[[ Exercise data open ]]

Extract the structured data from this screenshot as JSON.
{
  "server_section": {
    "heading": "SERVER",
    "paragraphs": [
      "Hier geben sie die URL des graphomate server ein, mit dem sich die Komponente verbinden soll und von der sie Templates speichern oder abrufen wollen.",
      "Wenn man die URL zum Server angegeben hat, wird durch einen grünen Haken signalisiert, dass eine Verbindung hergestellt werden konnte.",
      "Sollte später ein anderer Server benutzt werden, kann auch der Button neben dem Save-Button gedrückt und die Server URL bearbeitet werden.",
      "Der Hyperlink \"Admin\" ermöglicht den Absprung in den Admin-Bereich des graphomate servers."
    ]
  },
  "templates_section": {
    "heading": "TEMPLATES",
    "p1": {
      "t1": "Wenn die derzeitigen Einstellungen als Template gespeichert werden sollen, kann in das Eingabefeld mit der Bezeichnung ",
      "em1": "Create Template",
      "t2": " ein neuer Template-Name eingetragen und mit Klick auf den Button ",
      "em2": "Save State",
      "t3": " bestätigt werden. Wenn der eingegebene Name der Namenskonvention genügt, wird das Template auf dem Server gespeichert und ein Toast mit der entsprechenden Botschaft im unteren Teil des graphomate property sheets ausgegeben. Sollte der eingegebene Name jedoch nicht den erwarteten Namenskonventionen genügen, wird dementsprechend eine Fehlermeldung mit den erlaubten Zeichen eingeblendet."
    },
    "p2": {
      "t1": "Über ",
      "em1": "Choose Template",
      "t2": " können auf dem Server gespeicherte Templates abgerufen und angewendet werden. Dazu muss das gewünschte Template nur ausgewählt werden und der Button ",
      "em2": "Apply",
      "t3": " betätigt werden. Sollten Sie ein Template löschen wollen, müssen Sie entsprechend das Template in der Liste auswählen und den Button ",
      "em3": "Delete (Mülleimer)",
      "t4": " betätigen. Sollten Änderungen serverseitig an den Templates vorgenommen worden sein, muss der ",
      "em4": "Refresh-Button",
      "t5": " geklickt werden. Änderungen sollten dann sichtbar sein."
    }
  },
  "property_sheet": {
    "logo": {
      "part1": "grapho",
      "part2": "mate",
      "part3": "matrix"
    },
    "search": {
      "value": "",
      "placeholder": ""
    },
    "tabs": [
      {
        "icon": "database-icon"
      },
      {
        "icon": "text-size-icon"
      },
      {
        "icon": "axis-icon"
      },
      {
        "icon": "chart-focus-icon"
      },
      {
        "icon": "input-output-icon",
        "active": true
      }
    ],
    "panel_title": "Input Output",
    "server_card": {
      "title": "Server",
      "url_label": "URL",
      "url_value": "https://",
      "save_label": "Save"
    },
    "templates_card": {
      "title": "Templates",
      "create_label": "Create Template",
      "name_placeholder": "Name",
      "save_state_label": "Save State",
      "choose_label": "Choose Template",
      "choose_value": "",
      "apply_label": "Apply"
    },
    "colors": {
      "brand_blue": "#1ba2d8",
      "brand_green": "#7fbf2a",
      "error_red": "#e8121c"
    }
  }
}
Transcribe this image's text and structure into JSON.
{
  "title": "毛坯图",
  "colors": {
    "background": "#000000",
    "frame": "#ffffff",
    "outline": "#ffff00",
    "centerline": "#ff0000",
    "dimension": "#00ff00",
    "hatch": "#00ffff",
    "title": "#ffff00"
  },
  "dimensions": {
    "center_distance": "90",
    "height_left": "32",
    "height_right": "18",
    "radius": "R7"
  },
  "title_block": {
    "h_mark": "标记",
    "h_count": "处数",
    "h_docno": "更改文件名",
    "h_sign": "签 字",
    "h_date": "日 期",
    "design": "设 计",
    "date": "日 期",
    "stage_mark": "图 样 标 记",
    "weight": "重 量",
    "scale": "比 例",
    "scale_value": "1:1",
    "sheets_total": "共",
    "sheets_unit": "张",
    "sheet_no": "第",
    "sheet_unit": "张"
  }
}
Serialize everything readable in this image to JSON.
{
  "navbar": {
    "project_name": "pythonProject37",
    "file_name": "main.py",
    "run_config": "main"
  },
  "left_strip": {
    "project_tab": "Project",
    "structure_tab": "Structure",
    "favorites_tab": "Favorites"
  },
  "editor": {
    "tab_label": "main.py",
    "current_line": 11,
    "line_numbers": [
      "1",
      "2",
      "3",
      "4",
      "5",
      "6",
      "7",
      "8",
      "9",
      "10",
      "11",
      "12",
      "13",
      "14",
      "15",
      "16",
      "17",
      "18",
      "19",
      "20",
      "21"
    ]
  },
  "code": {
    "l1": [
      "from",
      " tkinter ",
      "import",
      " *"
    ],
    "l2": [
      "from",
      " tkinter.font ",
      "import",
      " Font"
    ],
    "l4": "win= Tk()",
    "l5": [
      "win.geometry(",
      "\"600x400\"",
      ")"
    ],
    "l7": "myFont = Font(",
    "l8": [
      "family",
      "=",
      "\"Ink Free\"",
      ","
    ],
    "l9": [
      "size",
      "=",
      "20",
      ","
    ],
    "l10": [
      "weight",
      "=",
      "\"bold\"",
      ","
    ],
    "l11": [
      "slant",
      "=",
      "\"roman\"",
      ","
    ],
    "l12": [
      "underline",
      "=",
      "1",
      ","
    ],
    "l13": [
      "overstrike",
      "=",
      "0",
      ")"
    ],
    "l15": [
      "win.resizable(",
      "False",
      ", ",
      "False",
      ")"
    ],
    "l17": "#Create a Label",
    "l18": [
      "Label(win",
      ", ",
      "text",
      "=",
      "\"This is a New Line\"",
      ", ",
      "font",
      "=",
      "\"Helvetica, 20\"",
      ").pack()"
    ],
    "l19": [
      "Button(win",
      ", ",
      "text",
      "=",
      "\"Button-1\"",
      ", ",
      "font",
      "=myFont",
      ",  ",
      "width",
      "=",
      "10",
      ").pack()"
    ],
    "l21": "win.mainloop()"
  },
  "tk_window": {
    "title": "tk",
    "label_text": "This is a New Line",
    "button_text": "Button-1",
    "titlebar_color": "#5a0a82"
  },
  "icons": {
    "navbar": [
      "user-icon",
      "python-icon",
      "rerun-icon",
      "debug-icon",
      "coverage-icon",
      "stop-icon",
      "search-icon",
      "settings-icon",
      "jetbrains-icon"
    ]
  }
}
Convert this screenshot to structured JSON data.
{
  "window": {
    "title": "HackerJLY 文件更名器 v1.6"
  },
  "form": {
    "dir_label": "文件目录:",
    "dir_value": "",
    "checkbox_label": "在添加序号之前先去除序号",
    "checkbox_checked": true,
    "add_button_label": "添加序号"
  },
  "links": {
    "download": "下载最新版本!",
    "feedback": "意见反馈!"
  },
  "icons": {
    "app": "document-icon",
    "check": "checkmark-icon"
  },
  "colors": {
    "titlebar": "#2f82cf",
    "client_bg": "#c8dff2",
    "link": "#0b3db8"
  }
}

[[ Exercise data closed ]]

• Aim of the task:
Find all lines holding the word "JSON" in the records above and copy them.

• Completed exercise:
Extract the structured data from this screenshot as JSON.
Transcribe this image's text and structure into JSON.
Serialize everything readable in this image to JSON.
Convert this screenshot to structured JSON data.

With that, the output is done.